More Debate Over The Future Of Orpen Gate
On April 18, 2006 a number of parties with a keen interest in the environmental impact process accompanying the relocation of the Orpen Gate met at the gate to discuss the draft scoping report compiled by consultant Butch Rossouw.
Considerable debate ensued at the meeting, as not all parties were convinced that the proposed building of two gates is the optimal solution to the problems faced by Orpen. The current plan is to build two gates, one a minimal security control point about 7km from the current gate, and the second a fullscale entrance gate with associated tourist infrastructure immediately adjacent to the existing gate.
Initially only one gate with a filling station and tourist infrastructure was planned for the proposed location of the security control point.Some of the parties felt that the constraints to developing a single large gate 7km away from the existing Orpen Gate, as identified in the environmental impact assessment, could be removed if more money were available to the project.
Estimates of the necessary amount of money needed to do this come to about R10 million, but the gate relocation exercise currently has a budget of R1.2 million. Reasons given for Kruger acquiring and spending the extra money at this time included more benefits for the communities in the area, especially in the long-term, and an improved security aspect for private landowners who would have to gain access to their properties through the gate.
However, at the end of the meeting it was agreed to proceed with the two gate plan, and a second meeting ensued to help develop a security protocol for the small security control gate. The creation of this gate will allow fences to be removed between the Timbavati and the Manyeleti protected areas, and the speed limit to be reduced. This will minimise the number of animal deaths that occur along this stretch of road.
At the meeting, the issue of congestion at the current filling station at Orpen was discussed in more detail, especially regarding refuelling from tankers.

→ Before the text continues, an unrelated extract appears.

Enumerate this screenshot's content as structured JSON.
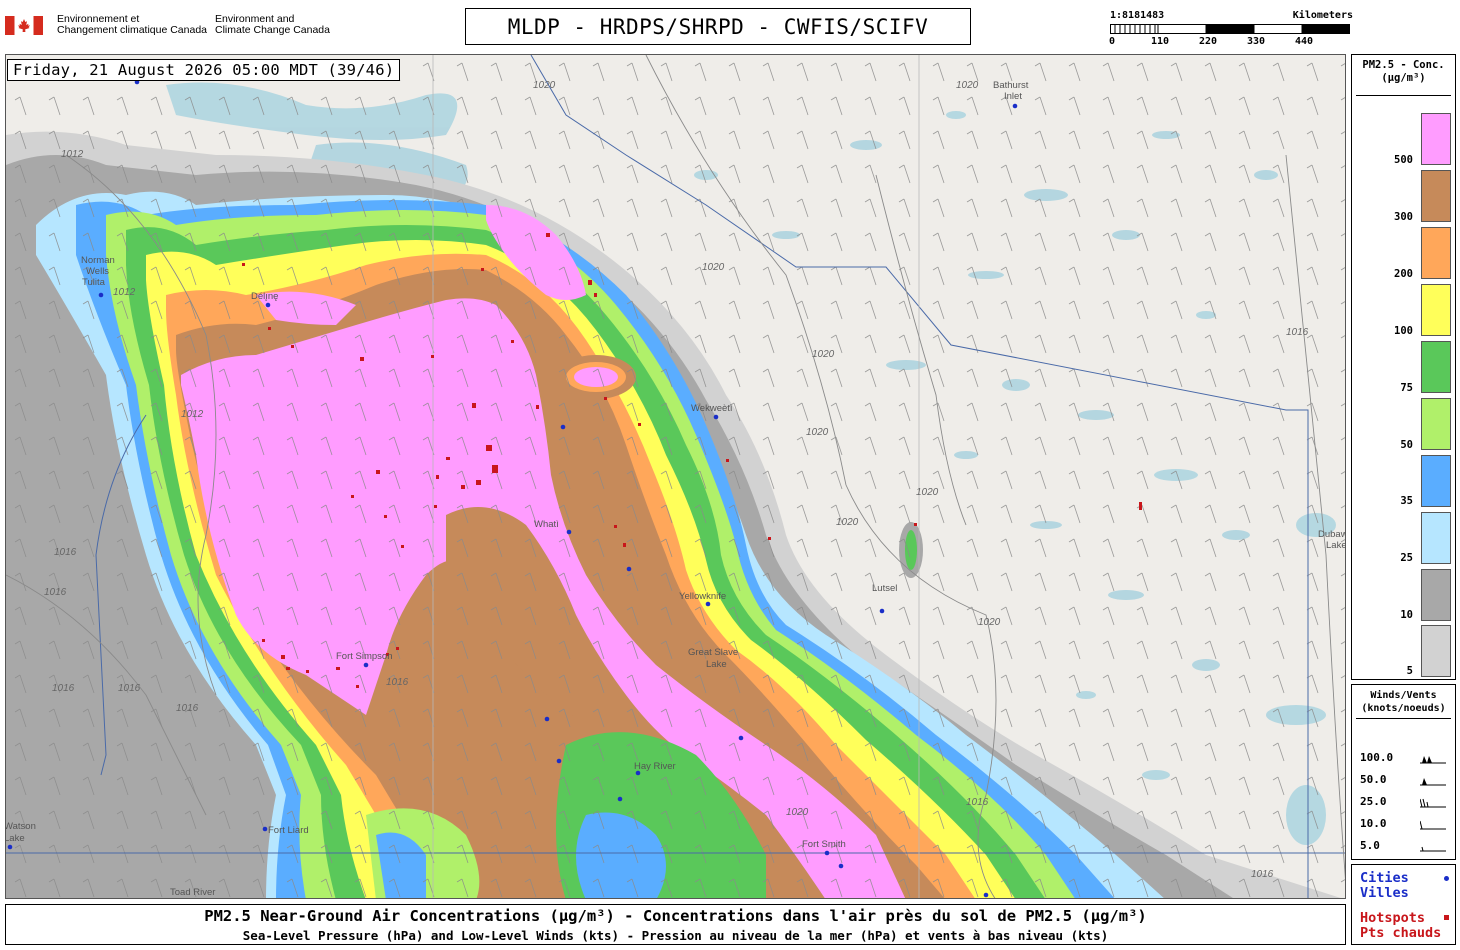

This helped explain why there are plans to move the filling station a few hundred metres from its present location. The final scoping report should be handed in to the department of environmental affairs in early May.